**Exercise details**
Going line by line through the records below, count those containing the word "title", then give only the count.

(Excerpts from an interface dataset)
===============

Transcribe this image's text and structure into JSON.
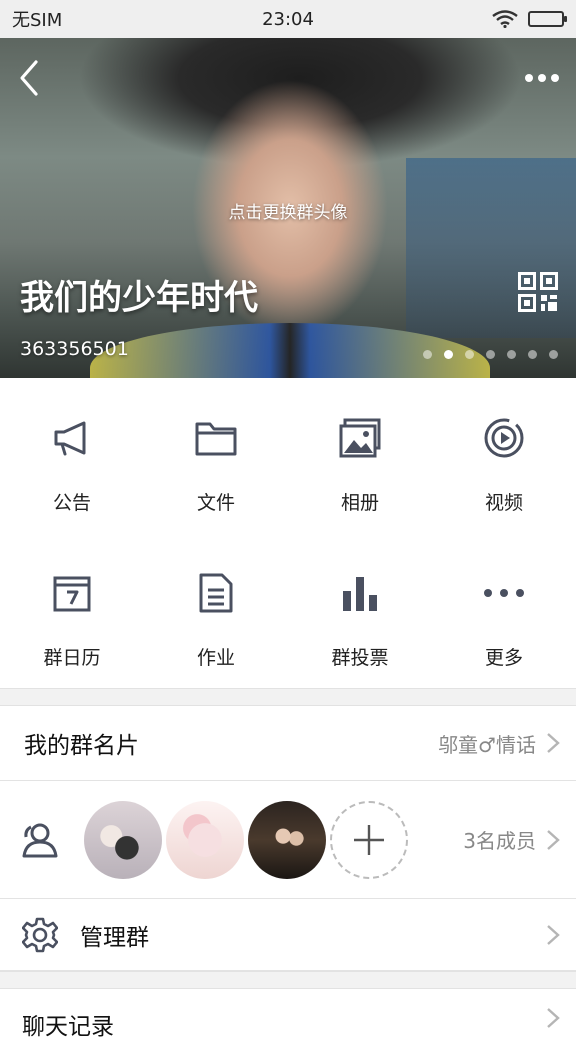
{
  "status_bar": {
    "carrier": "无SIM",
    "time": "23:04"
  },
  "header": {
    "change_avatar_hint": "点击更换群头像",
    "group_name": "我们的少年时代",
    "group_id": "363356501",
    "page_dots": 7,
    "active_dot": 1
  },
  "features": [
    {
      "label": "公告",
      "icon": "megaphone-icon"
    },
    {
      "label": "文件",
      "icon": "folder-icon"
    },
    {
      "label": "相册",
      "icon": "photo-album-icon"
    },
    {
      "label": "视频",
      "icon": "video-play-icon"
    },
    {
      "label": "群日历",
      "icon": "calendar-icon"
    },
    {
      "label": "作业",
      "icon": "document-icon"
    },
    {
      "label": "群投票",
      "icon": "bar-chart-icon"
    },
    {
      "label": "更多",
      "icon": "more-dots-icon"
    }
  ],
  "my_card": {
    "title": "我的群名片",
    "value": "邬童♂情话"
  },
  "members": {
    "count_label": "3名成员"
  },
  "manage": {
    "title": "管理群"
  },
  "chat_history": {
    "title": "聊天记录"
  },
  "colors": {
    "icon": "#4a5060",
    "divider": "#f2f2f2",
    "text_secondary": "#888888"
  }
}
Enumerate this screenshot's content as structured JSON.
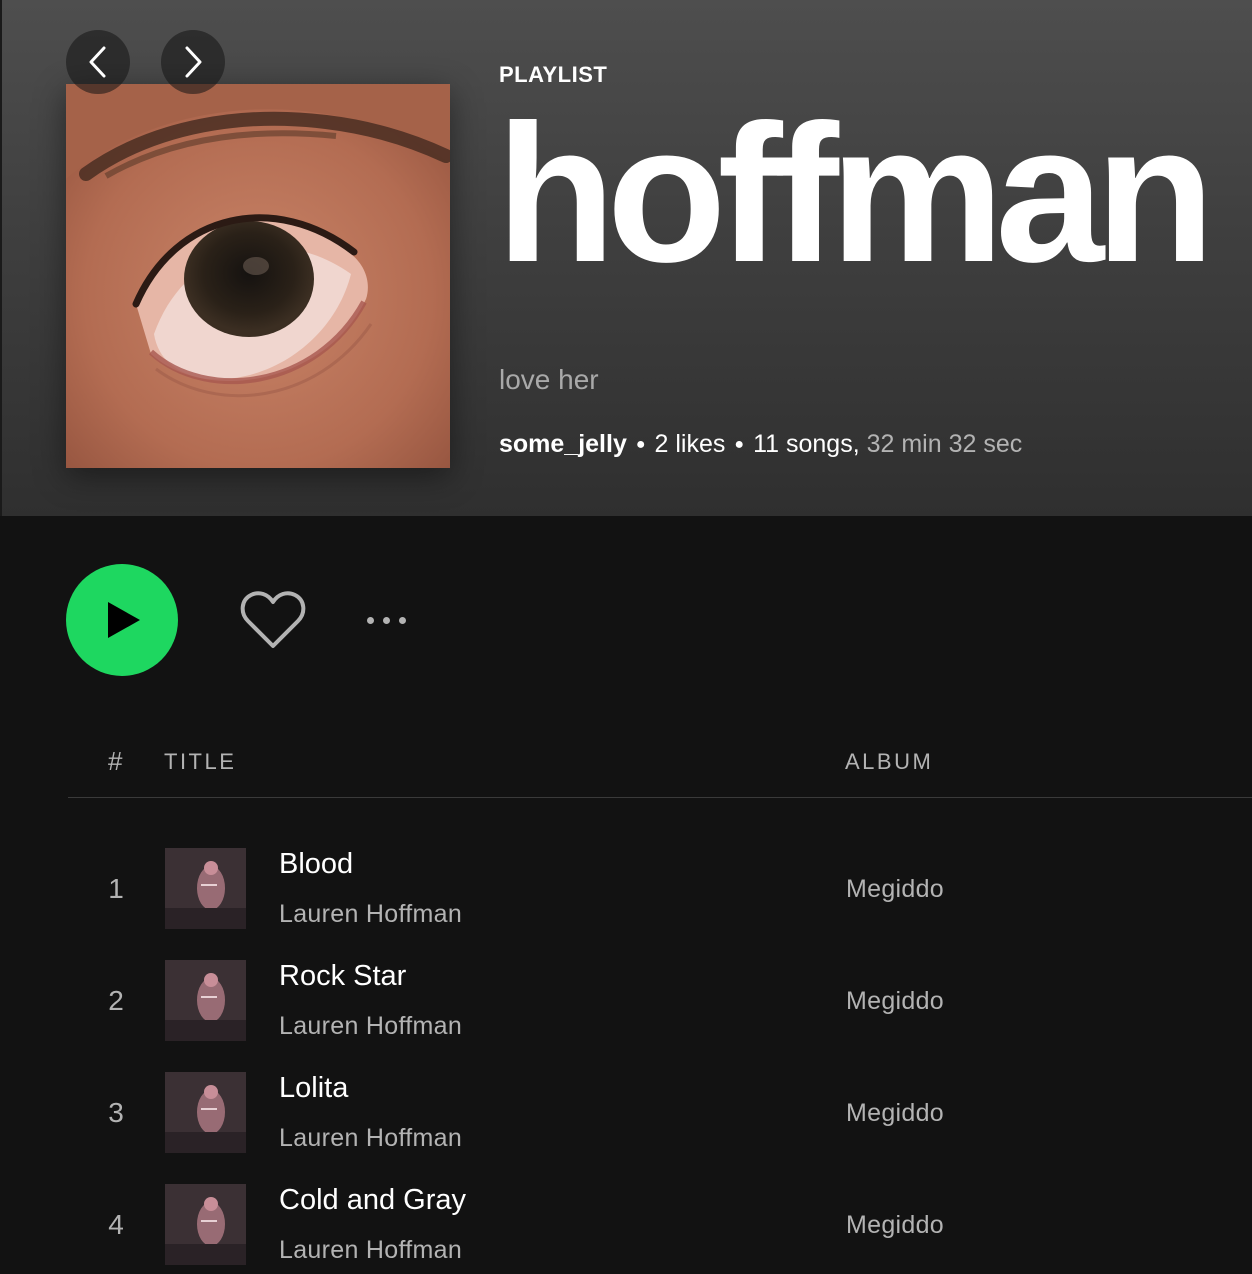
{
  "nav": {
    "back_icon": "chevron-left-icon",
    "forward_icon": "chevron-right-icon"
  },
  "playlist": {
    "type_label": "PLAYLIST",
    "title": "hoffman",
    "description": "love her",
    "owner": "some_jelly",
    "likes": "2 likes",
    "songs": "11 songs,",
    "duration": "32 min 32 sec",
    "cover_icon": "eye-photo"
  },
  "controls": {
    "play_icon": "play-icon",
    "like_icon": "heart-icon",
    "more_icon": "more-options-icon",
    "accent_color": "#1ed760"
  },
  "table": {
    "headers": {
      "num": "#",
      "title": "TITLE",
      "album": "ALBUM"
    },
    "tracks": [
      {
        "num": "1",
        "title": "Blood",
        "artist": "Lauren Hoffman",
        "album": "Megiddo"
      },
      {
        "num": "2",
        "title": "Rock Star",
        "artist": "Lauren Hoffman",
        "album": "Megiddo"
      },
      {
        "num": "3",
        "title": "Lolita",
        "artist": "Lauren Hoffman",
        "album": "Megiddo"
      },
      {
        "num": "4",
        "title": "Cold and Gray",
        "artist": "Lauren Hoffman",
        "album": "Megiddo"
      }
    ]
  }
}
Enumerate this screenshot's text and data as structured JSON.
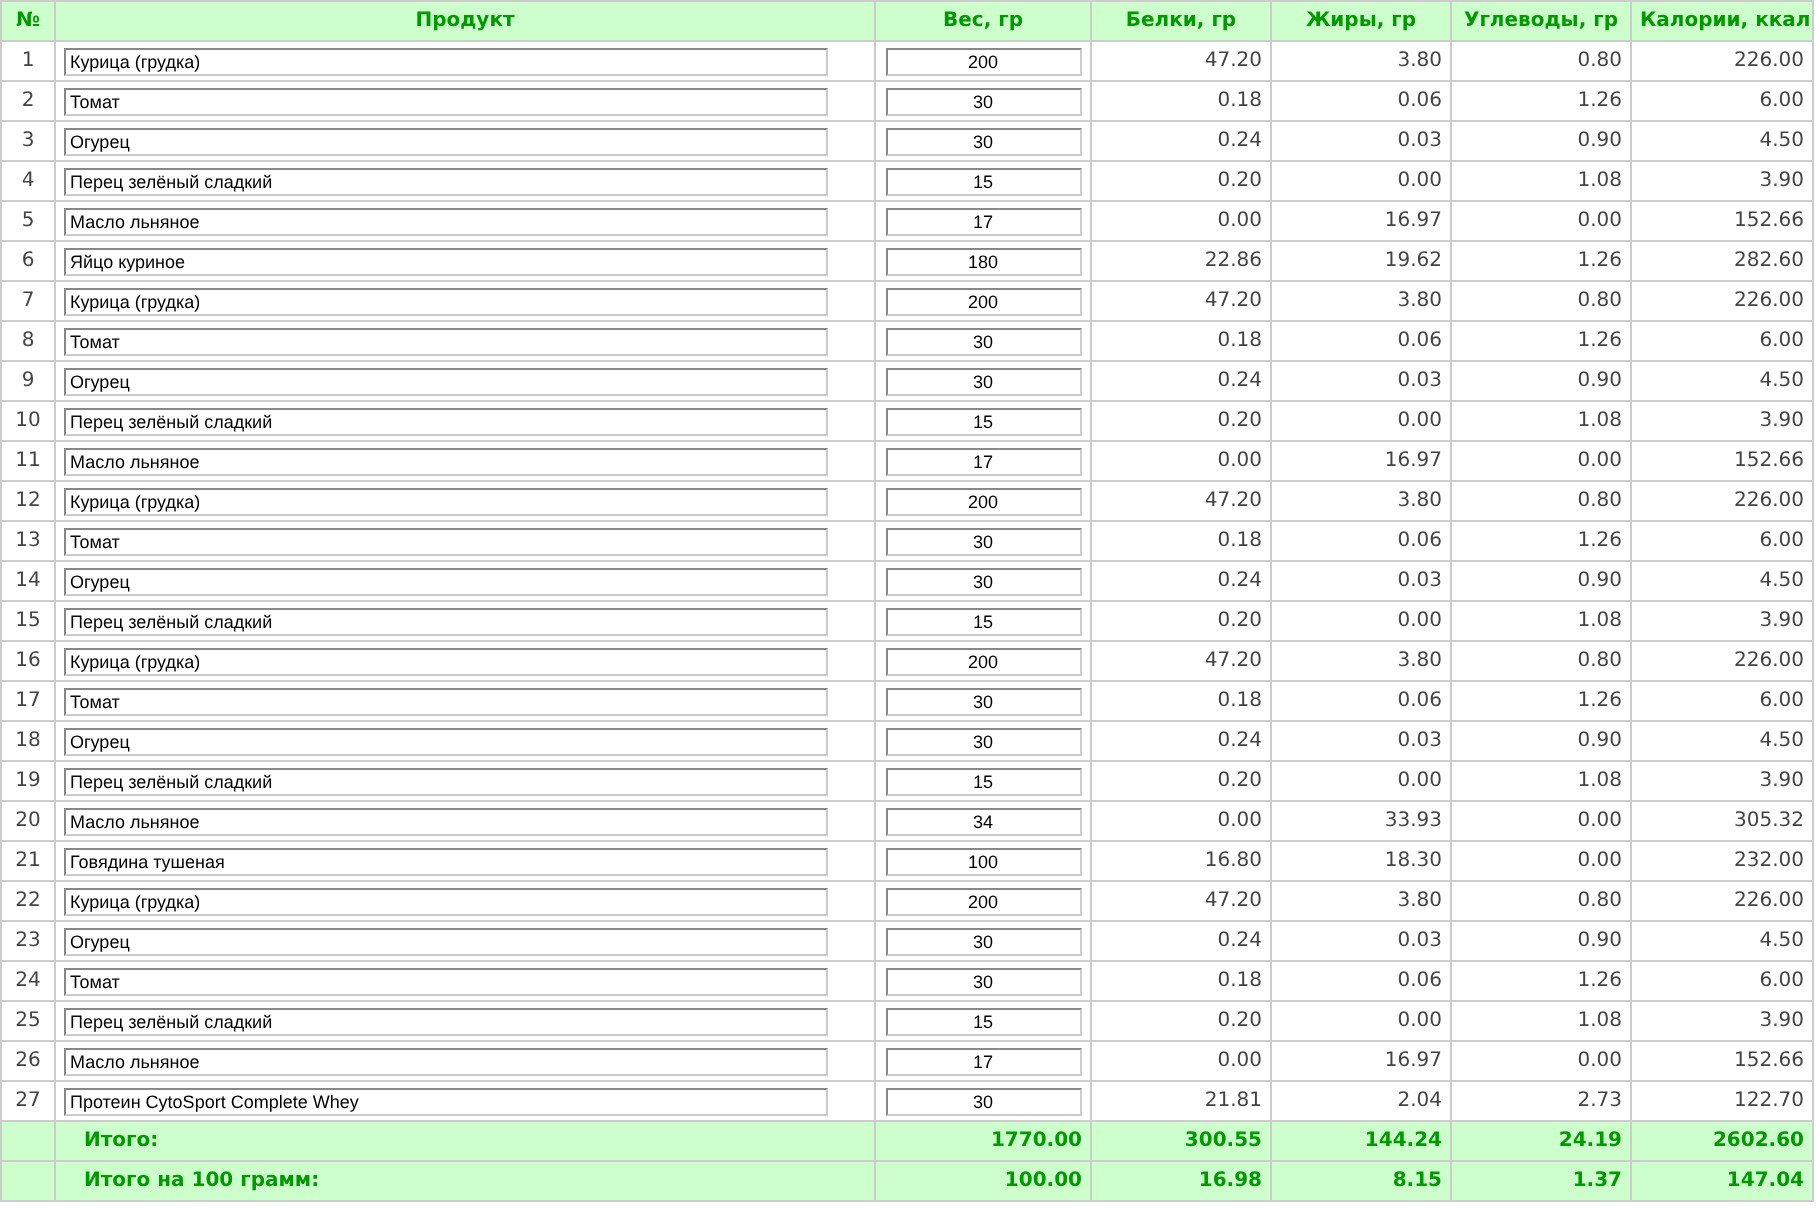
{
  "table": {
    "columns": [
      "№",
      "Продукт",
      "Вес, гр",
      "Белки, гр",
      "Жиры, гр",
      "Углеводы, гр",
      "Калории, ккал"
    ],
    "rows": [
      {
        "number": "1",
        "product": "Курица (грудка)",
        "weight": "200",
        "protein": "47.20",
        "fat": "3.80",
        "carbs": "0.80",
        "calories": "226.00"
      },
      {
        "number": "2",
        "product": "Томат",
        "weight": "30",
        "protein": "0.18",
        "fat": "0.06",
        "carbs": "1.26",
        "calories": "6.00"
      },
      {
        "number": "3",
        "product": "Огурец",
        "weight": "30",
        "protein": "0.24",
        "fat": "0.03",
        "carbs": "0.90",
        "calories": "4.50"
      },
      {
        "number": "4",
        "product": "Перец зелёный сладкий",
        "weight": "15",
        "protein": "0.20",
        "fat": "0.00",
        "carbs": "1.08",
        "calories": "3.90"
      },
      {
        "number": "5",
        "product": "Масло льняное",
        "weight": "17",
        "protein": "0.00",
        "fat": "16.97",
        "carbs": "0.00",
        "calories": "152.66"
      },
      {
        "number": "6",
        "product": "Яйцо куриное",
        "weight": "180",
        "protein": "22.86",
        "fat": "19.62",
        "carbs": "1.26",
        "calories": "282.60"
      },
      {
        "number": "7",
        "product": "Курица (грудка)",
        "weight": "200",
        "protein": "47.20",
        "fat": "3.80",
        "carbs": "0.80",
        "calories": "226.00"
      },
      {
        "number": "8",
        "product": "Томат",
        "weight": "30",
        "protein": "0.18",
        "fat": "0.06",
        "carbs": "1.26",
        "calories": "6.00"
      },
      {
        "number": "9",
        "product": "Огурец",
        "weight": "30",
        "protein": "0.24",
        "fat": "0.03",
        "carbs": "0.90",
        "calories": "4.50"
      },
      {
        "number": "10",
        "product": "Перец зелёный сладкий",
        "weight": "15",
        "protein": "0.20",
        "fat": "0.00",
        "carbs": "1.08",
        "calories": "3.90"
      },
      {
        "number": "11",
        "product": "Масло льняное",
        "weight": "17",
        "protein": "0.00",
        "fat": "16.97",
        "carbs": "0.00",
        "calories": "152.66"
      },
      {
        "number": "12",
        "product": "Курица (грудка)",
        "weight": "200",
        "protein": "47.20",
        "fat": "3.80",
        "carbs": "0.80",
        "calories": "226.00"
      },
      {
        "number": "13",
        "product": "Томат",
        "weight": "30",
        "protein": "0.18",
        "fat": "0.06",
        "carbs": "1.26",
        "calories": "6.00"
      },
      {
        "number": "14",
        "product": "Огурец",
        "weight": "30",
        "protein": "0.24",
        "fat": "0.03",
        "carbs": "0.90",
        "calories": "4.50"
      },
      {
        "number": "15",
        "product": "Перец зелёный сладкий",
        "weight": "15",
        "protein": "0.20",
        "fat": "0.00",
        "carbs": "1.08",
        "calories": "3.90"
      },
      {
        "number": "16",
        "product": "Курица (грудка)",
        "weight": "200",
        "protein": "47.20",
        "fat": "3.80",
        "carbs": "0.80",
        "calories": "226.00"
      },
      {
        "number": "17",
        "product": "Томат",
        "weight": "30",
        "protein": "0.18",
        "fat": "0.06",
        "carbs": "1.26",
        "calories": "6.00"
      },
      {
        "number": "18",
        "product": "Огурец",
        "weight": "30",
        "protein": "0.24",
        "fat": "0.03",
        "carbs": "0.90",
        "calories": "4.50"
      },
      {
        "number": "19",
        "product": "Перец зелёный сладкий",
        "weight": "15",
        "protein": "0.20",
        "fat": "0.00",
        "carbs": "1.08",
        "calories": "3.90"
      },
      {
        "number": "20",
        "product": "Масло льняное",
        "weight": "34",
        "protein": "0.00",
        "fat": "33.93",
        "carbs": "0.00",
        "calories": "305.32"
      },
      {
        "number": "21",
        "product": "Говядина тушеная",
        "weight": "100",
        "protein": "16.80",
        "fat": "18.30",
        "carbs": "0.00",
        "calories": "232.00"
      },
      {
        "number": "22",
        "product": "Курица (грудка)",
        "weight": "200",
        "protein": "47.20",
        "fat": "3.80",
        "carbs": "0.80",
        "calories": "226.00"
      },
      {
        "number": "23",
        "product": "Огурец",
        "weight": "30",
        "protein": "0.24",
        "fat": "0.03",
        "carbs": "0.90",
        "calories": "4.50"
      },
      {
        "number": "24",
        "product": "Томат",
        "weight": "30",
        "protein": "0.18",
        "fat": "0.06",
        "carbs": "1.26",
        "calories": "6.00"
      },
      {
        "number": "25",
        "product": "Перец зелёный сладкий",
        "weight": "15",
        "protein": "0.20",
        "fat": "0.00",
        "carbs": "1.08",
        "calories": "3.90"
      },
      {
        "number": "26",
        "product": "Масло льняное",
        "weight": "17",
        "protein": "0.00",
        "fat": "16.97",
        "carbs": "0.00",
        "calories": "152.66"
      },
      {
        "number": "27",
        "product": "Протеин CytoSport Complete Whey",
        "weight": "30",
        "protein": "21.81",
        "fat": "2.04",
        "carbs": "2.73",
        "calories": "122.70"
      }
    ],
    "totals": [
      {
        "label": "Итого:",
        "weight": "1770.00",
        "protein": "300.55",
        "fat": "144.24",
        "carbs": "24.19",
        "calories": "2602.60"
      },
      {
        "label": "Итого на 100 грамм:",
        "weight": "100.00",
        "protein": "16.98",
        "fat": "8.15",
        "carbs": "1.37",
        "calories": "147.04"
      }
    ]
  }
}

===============

**Solution to this exercise**
9